Most California homeowners associations (Community Associations) are mutual benefit corporations. As such, the business affairs of the corporation and all corporate powers are to be conducted and exercised by and under the direction of the duly elected (or appointed, if applicable) Board of Directors. This principle applies to mutual benefit corporations in California, as identified in Corporations Code § 7210.
Members of a Board of Directors of a Homeowners Association have a “Fiduciary” duty to their members. A “fiduciary” is one who stands in a special relationship of trust and confidence with respect to his or her obligations to others. One who manages the property and/or affairs of another is a fiduciary and is subject to a high standard of care, similar to that of a trustee.
A “fiduciary” should act in good faith and exercise the basic duties of good management. “Good faith” is generally said to be that state of mind denoting honesty of purpose, freedom from intention to defraud and, generally, faithfulness to one’s duty or obligation. “Good Management” includes, for example, keeping adequate books, records, and minutes, and in the event a management firm is utilized, hiring a company with the right combination of education, skill, resources, and insurance to properly execute the agreed duties.

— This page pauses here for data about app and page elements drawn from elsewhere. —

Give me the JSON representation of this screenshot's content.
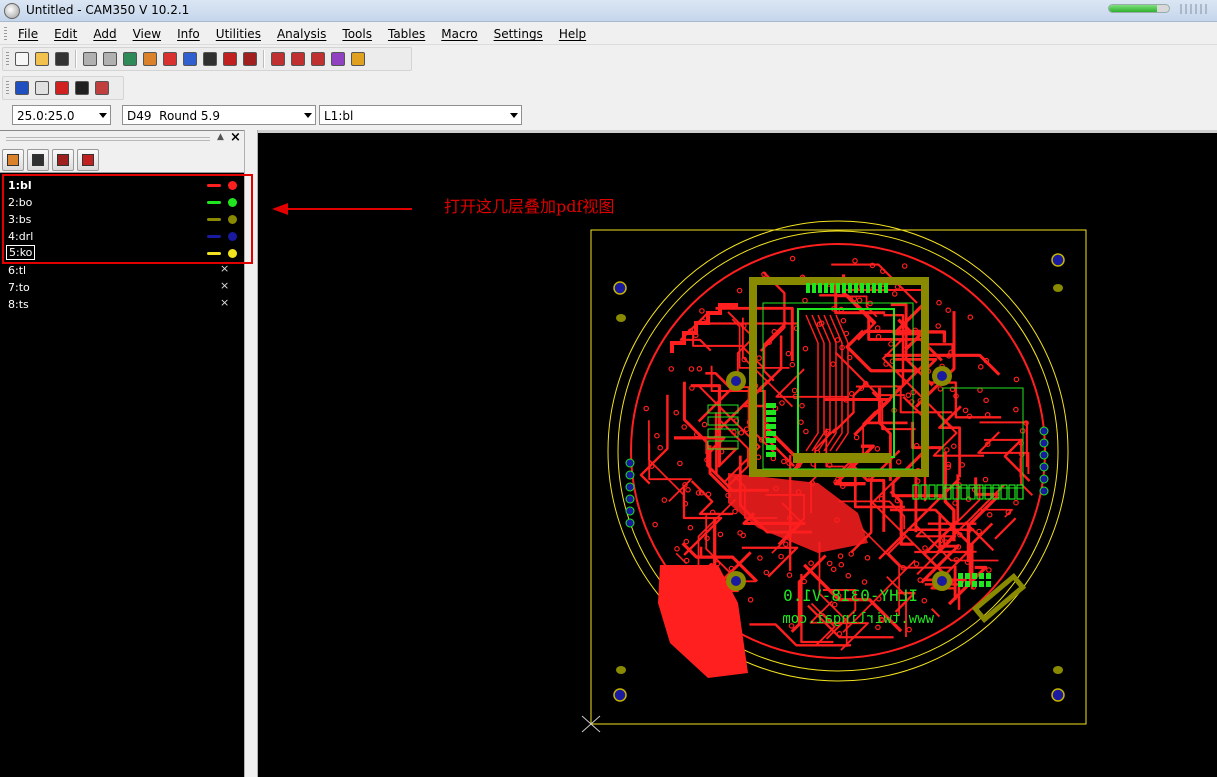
{
  "window": {
    "title": "Untitled - CAM350 V 10.2.1",
    "progress_fraction": 0.8
  },
  "menu": [
    "File",
    "Edit",
    "Add",
    "View",
    "Info",
    "Utilities",
    "Analysis",
    "Tools",
    "Tables",
    "Macro",
    "Settings",
    "Help"
  ],
  "toolbar_main": [
    {
      "icon": "new-file-icon",
      "color": "#f7f7f7"
    },
    {
      "icon": "open-folder-icon",
      "color": "#f2c14e"
    },
    {
      "icon": "save-icon",
      "color": "#333333"
    },
    {
      "icon": "sep"
    },
    {
      "icon": "undo-icon",
      "color": "#b0b0b0"
    },
    {
      "icon": "redo-icon",
      "color": "#b0b0b0"
    },
    {
      "icon": "redraw-icon",
      "color": "#2e8b57"
    },
    {
      "icon": "erase-icon",
      "color": "#d9822b"
    },
    {
      "icon": "zoom-window-icon",
      "color": "#d93030"
    },
    {
      "icon": "zoom-out-icon",
      "color": "#3060d0"
    },
    {
      "icon": "zoom-all-icon",
      "color": "#303030"
    },
    {
      "icon": "snap-icon",
      "color": "#c02020"
    },
    {
      "icon": "layers-icon",
      "color": "#a02020"
    },
    {
      "icon": "sep"
    },
    {
      "icon": "grid-icon",
      "color": "#c03030"
    },
    {
      "icon": "dot-grid-icon",
      "color": "#c03030"
    },
    {
      "icon": "pad-grid-icon",
      "color": "#c03030"
    },
    {
      "icon": "color-icon",
      "color": "#9040c0"
    },
    {
      "icon": "highlight-icon",
      "color": "#e0a020"
    }
  ],
  "toolbar_edit": [
    {
      "icon": "move-icon",
      "color": "#2050c0"
    },
    {
      "icon": "copy-icon",
      "color": "#e0e0e0"
    },
    {
      "icon": "delete-icon",
      "color": "#d02020"
    },
    {
      "icon": "rotate-icon",
      "color": "#202020"
    },
    {
      "icon": "mirror-icon",
      "color": "#c04040"
    }
  ],
  "combos": {
    "zoom": "25.0:25.0",
    "dcode": "D49  Round 5.9",
    "layer": "L1:bl"
  },
  "panel_tools": [
    {
      "icon": "edit-layer-icon",
      "color": "#d9822b"
    },
    {
      "icon": "add-layer-icon",
      "color": "#303030"
    },
    {
      "icon": "layer-stack-icon",
      "color": "#a02020"
    },
    {
      "icon": "layer-settings-icon",
      "color": "#c02020"
    }
  ],
  "layers": [
    {
      "label": "1:bl",
      "color": "#ff1f1f",
      "visible": true,
      "active": true
    },
    {
      "label": "2:bo",
      "color": "#1fe61f",
      "visible": true
    },
    {
      "label": "3:bs",
      "color": "#8a8a00",
      "visible": true
    },
    {
      "label": "4:drl",
      "color": "#1a1aa0",
      "visible": true
    },
    {
      "label": "5:ko",
      "color": "#f2e21f",
      "visible": true,
      "focused": true
    },
    {
      "label": "6:tl",
      "visible": false
    },
    {
      "label": "7:to",
      "visible": false
    },
    {
      "label": "8:ts",
      "visible": false
    }
  ],
  "hidden_mark": "×",
  "annotation": "打开这几层叠加pdf视图",
  "board_silkscreen": {
    "line1": "ILHY-0318-V1.0",
    "line2": "www.twirlingai.com"
  },
  "colors": {
    "copper": "#ff1f1f",
    "silk": "#1fe61f",
    "mask": "#8a8a00",
    "drill": "#1a1aa0",
    "outline": "#f2e21f",
    "annotation": "#e00000"
  }
}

Board members elected to serve on behalf of a community association are expected to exercise their independent judgment, in deliberation with other Board members, to address the association’s business. This does not mean that all directors will always agree, or will even “like” each other. But, they need to work cooperatively for the benefit of the Association, in the Association’s best interest. When the majority of the Board has made a decision, the Board should speak with one voice to implement that decision.
Board members are bound to follow two primary duties; (1) put the interests of the Association above the personal interest of the director and (2) always exercise prudent business judgment (Corp. Code § 7231). Section 7231(a) states:
A director shall perform the duties of the director, including the duties as a member of any committee of the board upon which the director may serve, in good faith, in a manner such director believes to be in the best interests of the corporation, and with such care, including reasonable inquiry, as an ordinarily prudent person in a like position would use under similar circumstances. (emphasis added).
This section of the Corporations Code is also known as the Prudent Business Judgment Rule.
Directors have the ultimate responsibility for the operation of the Association. A director or Board may lawfully delegate certain functions or actions of corporate management to an officer, committee, managing agent, or other appropriate person/party, but the ultimate responsibility for management of the association still rests with the Board. This does not mean that the law expects all Board decisions to be perfect or right – mistakes can be made. As long as the decisions made comply with the business judgment rule, directors will not have liability for an alleged failure to discharge duties as a director. Corporations Code § 7231.5 addresses the Liability of Volunteer Director or Officer – Failure to Discharge Duties. Notice the key word “Volunteer” – the broad indemnification and protection offered directors under this section of the Corp. code only applies to volunteer directors.
A Quick Checklist for Preventing Director Liability
Based on Your Decision-Making
- Consult and Rely on Experts
- Do not vote on a matter when you believe that it possibly involves a conflict of interest.
- Know and follow the rules and laws governing your Association.
- Maintain adequate general liability insurance for the Association and Directors’ and Officers’ Liability Insurance.
- Be attentive to corporate matters.
- Ensure compliance with all statutory duties imposed on the Association.
- Investigate independent contractors and employees before engaging their services.
- ALWAYS act in the best interest of the Association.